Bernie Sanders’ recent refusal to embrace demands to defund and abolish policing (demands that tacitly accept the limits of austerity budgets) has drawn hoots and catcalls from the cancel culture activists of Twitterverse and Leftbook. Accustomed to circulating arcane terms amongst small groups of insiders, some have couched their counsel in inventive definitions of what the term “defund” might mean. Libertarians, at least, are honest about words and understand what they’re saying when they call for defunding: they want to privatize policing and put all security arrangements on the marketplace. Bernie’s position, by contrast, views security as a public good. This approach has the advantage of aligning with public opinion, which acknowledges racist enforcement, supports reform, and—across all race/ethnic groups—strongly opposes defunding. It also resonates with Colin Kaepernick’s point about underfunding and undertraining: “You can become a cop in six months and don’t have to have the same amount of training as a cosmetologist. That’s insane.” (By contrast, Northern European police typically receive 2 to 3 years of training, including extensive coursework in social sciences, human relations, and psychology—with emphasis on conflict resolution and crisis management.)
Embracing the urgent need for radical reform, Sanders also makes his commitment to a welfarist version of public security clear: “Do I think we should not have police departments in America? No, I don’t. There’s no city in the world that does not have police departments.” The democratic socialist elaborates: “I called for police departments that have well-educated, well-trained, well-paid professionals. And, too often around this country right now, you have police officers who take the job at very low payment, don’t have much education, don’t have much training—and I want to change that.” He continues, envisioning a much wider role for social services, as distinct from policing: “[M]any police departments and cops deal every day with issues of mental illness, deal with issues of addiction, and all kinds of issues which should be dealt with by mental health professionals or others, and not just by police officers.”

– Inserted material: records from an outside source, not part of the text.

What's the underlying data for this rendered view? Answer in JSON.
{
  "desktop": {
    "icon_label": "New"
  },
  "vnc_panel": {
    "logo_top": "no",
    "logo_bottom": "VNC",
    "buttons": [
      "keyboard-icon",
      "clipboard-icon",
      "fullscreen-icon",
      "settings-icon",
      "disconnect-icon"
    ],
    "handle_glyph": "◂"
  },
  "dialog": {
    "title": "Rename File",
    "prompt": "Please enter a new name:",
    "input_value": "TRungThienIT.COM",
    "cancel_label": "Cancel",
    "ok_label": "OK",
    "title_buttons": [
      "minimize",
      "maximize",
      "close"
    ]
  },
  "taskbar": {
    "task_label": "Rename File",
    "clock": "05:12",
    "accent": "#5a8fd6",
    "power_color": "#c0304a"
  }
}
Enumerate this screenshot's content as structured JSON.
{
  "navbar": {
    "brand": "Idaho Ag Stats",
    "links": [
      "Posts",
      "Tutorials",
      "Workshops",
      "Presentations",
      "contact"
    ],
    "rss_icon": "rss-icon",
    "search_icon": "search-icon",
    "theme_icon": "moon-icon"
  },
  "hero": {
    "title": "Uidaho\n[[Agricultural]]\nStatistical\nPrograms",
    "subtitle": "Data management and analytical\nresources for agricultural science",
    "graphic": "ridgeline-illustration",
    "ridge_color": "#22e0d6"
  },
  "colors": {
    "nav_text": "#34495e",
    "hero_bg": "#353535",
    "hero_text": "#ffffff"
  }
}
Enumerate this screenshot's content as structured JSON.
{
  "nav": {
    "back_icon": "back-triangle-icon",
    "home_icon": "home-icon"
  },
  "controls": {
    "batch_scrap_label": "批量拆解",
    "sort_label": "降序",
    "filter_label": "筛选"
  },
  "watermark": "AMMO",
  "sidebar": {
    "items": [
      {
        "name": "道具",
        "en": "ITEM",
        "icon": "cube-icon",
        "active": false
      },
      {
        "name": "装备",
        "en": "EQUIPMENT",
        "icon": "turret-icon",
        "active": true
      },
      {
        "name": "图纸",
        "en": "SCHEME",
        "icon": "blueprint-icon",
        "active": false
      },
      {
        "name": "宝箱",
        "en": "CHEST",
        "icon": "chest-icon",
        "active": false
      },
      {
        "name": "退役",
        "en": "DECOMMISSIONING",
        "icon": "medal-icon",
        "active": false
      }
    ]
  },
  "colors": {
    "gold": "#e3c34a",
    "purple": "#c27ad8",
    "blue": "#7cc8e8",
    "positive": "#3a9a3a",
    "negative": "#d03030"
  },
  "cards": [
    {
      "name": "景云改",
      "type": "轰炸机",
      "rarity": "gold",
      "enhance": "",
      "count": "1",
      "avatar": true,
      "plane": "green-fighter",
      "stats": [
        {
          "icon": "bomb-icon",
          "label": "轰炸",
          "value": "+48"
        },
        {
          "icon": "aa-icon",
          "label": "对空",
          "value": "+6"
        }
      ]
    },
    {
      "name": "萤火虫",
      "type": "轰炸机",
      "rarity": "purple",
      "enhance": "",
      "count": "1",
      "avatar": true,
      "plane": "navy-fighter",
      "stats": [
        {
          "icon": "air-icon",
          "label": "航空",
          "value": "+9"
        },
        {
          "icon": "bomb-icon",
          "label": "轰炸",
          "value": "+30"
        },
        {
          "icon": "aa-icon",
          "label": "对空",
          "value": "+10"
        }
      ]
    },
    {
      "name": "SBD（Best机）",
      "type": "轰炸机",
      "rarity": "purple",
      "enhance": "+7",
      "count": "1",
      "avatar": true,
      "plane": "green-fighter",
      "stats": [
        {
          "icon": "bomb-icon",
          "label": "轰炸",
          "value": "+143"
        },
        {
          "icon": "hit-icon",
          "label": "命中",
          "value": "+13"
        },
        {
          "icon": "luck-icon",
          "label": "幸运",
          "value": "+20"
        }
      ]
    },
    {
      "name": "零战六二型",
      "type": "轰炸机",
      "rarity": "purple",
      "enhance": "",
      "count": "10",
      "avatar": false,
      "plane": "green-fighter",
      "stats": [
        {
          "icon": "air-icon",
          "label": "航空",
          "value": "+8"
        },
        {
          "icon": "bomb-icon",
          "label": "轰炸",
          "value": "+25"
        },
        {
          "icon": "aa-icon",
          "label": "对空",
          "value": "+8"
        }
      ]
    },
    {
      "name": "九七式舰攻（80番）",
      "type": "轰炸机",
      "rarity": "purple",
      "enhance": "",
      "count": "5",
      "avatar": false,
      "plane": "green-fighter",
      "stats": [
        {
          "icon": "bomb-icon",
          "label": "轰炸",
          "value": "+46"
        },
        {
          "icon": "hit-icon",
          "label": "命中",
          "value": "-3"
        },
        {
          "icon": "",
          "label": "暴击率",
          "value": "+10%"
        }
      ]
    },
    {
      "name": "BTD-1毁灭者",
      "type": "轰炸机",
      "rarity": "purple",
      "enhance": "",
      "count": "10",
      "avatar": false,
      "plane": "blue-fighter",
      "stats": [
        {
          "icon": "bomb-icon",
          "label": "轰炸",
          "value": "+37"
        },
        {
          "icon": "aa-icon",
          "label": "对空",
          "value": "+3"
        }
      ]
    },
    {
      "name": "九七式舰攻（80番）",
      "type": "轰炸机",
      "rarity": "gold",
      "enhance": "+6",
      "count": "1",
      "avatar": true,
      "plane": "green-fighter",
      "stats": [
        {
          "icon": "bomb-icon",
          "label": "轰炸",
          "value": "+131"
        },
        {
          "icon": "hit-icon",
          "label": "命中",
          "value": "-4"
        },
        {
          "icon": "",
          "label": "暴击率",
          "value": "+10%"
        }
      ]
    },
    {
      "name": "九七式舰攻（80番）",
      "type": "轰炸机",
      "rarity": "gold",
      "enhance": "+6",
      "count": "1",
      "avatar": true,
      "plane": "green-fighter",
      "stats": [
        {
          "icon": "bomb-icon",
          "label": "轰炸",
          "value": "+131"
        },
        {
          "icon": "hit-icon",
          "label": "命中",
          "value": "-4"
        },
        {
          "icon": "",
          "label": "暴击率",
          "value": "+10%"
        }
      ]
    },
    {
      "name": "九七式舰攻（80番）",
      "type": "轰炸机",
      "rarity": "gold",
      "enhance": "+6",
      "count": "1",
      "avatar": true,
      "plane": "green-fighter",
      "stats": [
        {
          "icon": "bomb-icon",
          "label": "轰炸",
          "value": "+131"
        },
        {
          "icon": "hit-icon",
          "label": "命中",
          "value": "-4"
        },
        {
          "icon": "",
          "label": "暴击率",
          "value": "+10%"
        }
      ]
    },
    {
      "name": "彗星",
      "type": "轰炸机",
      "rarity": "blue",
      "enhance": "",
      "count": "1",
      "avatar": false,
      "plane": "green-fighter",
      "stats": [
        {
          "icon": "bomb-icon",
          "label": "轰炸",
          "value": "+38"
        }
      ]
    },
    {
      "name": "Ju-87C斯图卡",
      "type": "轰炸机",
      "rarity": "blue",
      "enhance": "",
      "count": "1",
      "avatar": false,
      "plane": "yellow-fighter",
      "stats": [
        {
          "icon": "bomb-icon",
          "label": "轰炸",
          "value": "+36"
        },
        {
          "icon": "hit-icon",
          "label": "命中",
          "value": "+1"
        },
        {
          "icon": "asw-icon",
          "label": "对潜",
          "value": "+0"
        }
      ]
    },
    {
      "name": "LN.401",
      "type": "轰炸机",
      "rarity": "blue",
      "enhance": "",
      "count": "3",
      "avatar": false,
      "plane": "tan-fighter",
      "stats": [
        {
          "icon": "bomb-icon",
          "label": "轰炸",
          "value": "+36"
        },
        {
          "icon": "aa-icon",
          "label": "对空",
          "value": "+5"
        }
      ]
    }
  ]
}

The call to defund or abolish the police is a gift to the right. We need instead a series of radical reforms along with enhanced training, closer supervision, and democratic accountability. We should be looking to models that work rather than engaging in fantasies about civil patrols and communal policing, which will ultimately mean an expansion of private guard labor and private policing, unaccountable to public oversight.
19. Roger N. Lancaster, “The New Pariahs: Sex, Crime, and Punishment in America,” in The War on Sex, ed. David Halperin and Trevor Hoppe (Durham, NC: Duke University Press, 2016), pp. 65-81.↑
20. Mariame Kaba, “Yes, We Mean Literally Abolish the Police,” New York Times, Opinion (June 12, 2020), https://www.nytimes.com/2020/06/12/opinion/sunday/floyd-abolish-defund-police.html.↑
21. The US figure is derived from the FBI’s 2018 Uniform Crime Reporting, Table 74, Full-Time Law Enforcement Employees, https://ucr.fbi.gov/crime-in-the-u.s/2018/crime-in-the-u.s.-2018/tables/table-74. See also Shelley S. Hyland and Elizabeth Davis, “Local Police Departments, 2016: Personnel,” Bureau of Justice Statistics, October 2019, NCJ 252835. European data is from the 2016 Eurostat report, https://www.euronews.com/2019/01/04/which-european-countries-have-the-most-police.↑